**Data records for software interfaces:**
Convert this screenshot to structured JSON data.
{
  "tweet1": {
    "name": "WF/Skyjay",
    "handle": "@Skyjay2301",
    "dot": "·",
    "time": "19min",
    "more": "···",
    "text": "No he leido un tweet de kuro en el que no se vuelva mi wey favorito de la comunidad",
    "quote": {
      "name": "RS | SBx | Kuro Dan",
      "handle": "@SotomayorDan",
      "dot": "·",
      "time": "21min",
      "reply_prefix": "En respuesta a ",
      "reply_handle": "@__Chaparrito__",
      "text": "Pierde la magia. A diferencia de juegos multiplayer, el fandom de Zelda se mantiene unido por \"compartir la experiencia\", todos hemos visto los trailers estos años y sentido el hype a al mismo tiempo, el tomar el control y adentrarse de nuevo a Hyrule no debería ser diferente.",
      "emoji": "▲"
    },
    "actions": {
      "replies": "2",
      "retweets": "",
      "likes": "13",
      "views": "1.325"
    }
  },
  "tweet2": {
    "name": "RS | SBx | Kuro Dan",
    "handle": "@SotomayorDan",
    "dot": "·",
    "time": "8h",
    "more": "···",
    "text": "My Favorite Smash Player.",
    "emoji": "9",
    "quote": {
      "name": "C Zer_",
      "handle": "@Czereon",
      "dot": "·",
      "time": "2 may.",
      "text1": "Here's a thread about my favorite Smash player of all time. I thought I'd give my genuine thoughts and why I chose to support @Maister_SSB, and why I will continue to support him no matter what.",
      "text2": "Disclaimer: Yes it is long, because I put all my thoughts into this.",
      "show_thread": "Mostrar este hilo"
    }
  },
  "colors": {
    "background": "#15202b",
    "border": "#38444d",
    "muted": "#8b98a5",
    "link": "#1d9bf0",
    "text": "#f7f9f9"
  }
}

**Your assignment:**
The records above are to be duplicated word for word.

**Answer to this exercise:**
Convert this screenshot to structured JSON data.
{
  "tweet1": {
    "name": "WF/Skyjay",
    "handle": "@Skyjay2301",
    "dot": "·",
    "time": "19min",
    "more": "···",
    "text": "No he leido un tweet de kuro en el que no se vuelva mi wey favorito de la comunidad",
    "quote": {
      "name": "RS | SBx | Kuro Dan",
      "handle": "@SotomayorDan",
      "dot": "·",
      "time": "21min",
      "reply_prefix": "En respuesta a ",
      "reply_handle": "@__Chaparrito__",
      "text": "Pierde la magia. A diferencia de juegos multiplayer, el fandom de Zelda se mantiene unido por \"compartir la experiencia\", todos hemos visto los trailers estos años y sentido el hype a al mismo tiempo, el tomar el control y adentrarse de nuevo a Hyrule no debería ser diferente.",
      "emoji": "▲"
    },
    "actions": {
      "replies": "2",
      "retweets": "",
      "likes": "13",
      "views": "1.325"
    }
  },
  "tweet2": {
    "name": "RS | SBx | Kuro Dan",
    "handle": "@SotomayorDan",
    "dot": "·",
    "time": "8h",
    "more": "···",
    "text": "My Favorite Smash Player.",
    "emoji": "9",
    "quote": {
      "name": "C Zer_",
      "handle": "@Czereon",
      "dot": "·",
      "time": "2 may.",
      "text1": "Here's a thread about my favorite Smash player of all time. I thought I'd give my genuine thoughts and why I chose to support @Maister_SSB, and why I will continue to support him no matter what.",
      "text2": "Disclaimer: Yes it is long, because I put all my thoughts into this.",
      "show_thread": "Mostrar este hilo"
    }
  },
  "colors": {
    "background": "#15202b",
    "border": "#38444d",
    "muted": "#8b98a5",
    "link": "#1d9bf0",
    "text": "#f7f9f9"
  }
}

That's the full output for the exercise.